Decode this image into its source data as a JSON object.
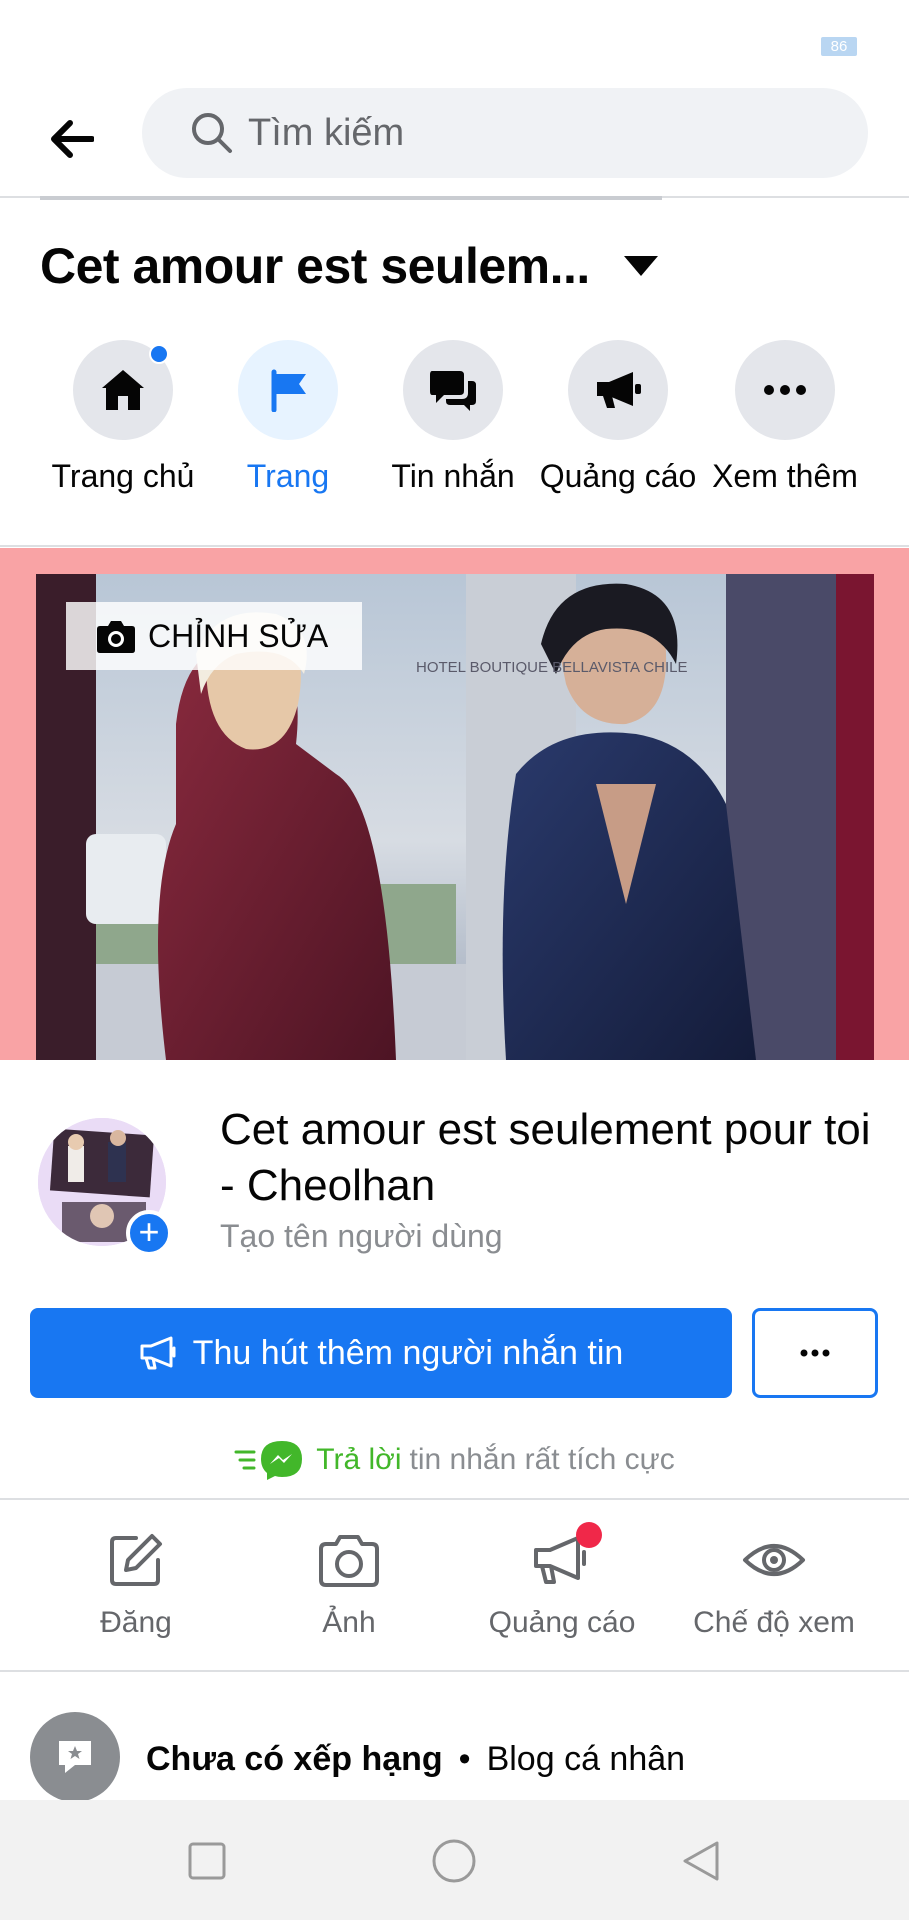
{
  "status_bar": {
    "battery": "86"
  },
  "search": {
    "placeholder": "Tìm kiếm"
  },
  "page": {
    "title": "Cet amour est seulem..."
  },
  "nav": {
    "items": [
      {
        "label": "Trang chủ",
        "icon": "home-icon",
        "active": false,
        "badge": true
      },
      {
        "label": "Trang",
        "icon": "flag-icon",
        "active": true,
        "badge": false
      },
      {
        "label": "Tin nhắn",
        "icon": "chat-icon",
        "active": false,
        "badge": false
      },
      {
        "label": "Quảng cáo",
        "icon": "megaphone-icon",
        "active": false,
        "badge": false
      },
      {
        "label": "Xem thêm",
        "icon": "more-icon",
        "active": false,
        "badge": false
      }
    ]
  },
  "cover": {
    "edit_label": "CHỈNH SỬA",
    "sign_text": "HOTEL BOUTIQUE BELLAVISTA CHILE"
  },
  "profile": {
    "name": "Cet amour est seulement pour toi - Cheolhan",
    "username_prompt": "Tạo tên người dùng"
  },
  "actions": {
    "primary_label": "Thu hút thêm người nhắn tin",
    "more_label": "•••"
  },
  "response": {
    "highlight": "Trả lời",
    "rest": "tin nhắn rất tích cực"
  },
  "bottom_actions": [
    {
      "label": "Đăng",
      "icon": "edit-icon"
    },
    {
      "label": "Ảnh",
      "icon": "camera-icon"
    },
    {
      "label": "Quảng cáo",
      "icon": "megaphone-icon",
      "badge": true
    },
    {
      "label": "Chế độ xem",
      "icon": "eye-icon"
    }
  ],
  "rating": {
    "rating_label": "Chưa có xếp hạng",
    "separator": "•",
    "category": "Blog cá nhân"
  },
  "colors": {
    "brand_blue": "#1877f2",
    "cover_bg": "#f9a3a5",
    "green": "#42b72a",
    "badge_red": "#f02849"
  }
}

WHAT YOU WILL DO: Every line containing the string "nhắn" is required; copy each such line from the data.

YOUR SOLUTION:
        "label": "Tin nhắn",
    "primary_label": "Thu hút thêm người nhắn tin",
    "rest": "tin nhắn rất tích cực"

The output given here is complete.